--- Material shown ---

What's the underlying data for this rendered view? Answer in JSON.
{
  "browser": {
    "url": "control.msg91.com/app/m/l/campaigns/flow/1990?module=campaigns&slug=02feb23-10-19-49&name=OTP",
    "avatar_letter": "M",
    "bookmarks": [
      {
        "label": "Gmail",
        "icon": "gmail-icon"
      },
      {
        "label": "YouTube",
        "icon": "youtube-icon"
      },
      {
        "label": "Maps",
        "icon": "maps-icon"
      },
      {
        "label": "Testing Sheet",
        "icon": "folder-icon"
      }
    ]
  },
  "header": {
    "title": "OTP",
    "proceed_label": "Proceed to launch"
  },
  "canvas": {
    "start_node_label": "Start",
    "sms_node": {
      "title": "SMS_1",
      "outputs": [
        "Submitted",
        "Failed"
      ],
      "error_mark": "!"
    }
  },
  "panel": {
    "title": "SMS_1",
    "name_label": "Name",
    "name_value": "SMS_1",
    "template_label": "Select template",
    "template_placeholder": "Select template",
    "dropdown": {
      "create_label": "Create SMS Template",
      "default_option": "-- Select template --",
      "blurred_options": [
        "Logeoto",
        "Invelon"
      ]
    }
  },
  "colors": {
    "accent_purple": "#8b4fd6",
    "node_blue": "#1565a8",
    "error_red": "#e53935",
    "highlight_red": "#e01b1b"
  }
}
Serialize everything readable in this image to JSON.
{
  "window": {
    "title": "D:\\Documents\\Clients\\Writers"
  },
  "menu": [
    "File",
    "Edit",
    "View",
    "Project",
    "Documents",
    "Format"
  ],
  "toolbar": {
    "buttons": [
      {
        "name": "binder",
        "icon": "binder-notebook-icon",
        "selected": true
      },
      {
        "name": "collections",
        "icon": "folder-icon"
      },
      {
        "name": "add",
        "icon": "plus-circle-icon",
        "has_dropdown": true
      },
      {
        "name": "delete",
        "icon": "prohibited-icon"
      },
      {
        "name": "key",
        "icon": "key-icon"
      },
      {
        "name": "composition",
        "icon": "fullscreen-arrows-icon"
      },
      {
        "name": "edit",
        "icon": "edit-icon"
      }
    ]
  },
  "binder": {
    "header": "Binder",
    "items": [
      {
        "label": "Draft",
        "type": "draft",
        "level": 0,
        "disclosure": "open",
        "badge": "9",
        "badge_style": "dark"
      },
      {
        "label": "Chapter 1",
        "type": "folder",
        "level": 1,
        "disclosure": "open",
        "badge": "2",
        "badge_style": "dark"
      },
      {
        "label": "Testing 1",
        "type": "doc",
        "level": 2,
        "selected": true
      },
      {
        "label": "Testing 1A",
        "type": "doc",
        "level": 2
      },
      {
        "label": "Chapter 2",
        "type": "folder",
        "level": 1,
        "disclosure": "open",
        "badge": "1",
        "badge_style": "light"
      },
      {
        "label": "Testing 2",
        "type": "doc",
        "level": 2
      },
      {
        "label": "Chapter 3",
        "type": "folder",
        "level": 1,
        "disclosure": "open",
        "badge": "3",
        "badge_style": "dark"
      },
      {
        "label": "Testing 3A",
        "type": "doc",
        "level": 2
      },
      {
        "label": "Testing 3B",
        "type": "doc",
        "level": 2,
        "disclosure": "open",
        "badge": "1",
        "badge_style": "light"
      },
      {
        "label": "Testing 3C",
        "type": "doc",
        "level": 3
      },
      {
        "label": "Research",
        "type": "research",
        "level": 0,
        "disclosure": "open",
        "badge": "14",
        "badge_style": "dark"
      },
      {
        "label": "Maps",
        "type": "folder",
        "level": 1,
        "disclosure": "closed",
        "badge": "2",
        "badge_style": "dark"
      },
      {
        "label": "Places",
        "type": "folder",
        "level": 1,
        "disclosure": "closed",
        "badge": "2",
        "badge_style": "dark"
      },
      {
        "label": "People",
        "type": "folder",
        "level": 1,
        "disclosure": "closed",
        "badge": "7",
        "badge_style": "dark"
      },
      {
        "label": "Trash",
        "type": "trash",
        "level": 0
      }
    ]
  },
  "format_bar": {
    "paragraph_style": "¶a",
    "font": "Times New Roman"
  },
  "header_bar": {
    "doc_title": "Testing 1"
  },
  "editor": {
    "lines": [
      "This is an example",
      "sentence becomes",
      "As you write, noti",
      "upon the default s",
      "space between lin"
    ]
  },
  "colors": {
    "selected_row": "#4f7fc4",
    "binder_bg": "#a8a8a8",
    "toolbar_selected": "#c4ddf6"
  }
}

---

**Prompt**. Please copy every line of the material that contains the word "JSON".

**Exercise answer**.
What's the underlying data for this rendered view? Answer in JSON.
Serialize everything readable in this image to JSON.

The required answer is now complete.